3 Ways To Scaffold In A Pre-School Classroom

Scaffolding is an educational technique that allows you to show your students how to solve a problem, then step back and allow students to slowly take over the task while providing the necessary support in order to allow your students to succeed. Scaffolding is not just for older classrooms; it is an educational strategy that can be used in early childhood classrooms as well.  

Start with a Demonstration

When it comes to scaffolding in early-childhood education, you need to start by demonstrating the skill that you want your students to learn. This doesn't have to be elaborate. For example, in a block center, you can sit down with your students and build a tower. As you build, you can also make comments about your thought process. Simply demonstrating how to build a tower while engaging in play with your students is a great way to start the scaffolding process.

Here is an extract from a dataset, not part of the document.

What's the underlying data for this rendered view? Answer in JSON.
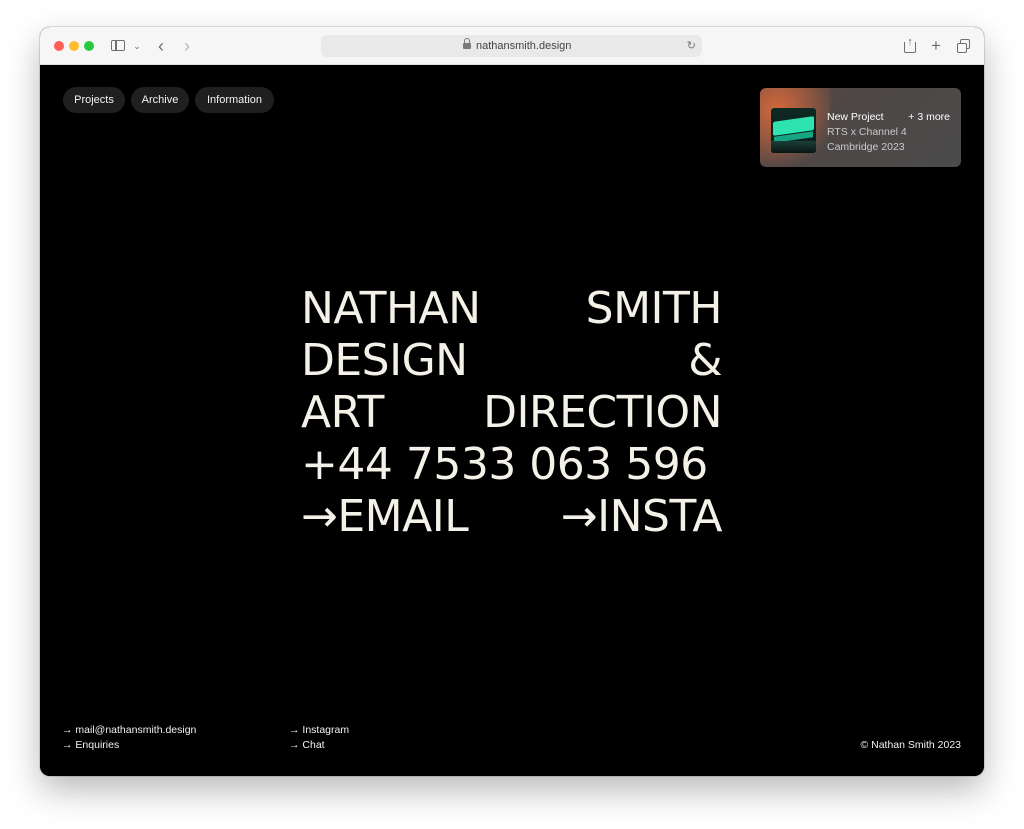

This can be replicated in just about every center you have in your classroom. Demonstrate how to engage correctly with the materials while providing commentary on your thought process. This is the first step of the scaffolding process in an early childhood classroom.

Make Suggestions

As your students engage in structured learning opportunities in their centers, your job is to make suggestions. Your suggestions should not tell the child what to do. Instead, they should provide hints to the child. They can even offer part of the solution, allowing the children to try to figure out the issue on their own.

For example, with building a tower, you can suggest your students try starting with large blocks at the bottom of the tower. You don't tell them what to do, you pose your suggestion as a question, and allow them to naturally explore and see where it takes them.

Ask Promoting Questions

Finally, your job is to ask the promoting questions of your students. You want to help your students think and analyze what they are doing. For example, with the brick building, you can ask, "What do you think would happen if you built a shorter tower?" Asking these questions will allow your students to think about what they are doing and come to conclusions themselves.

In an early childhood classroom, scaffolding is about demonstrating skills to your students. Once you demonstrate the skill, your job is to make suggestions and ask promoting questions so that your students can learn and master the skill on their own. Scaffolding takes place in the small moments where you engage with your students in learning centers, showing them how to do things and using verbal promotes to guide your student's learning.

To learn more about pre-kindergarten learning, contact an education provider near you.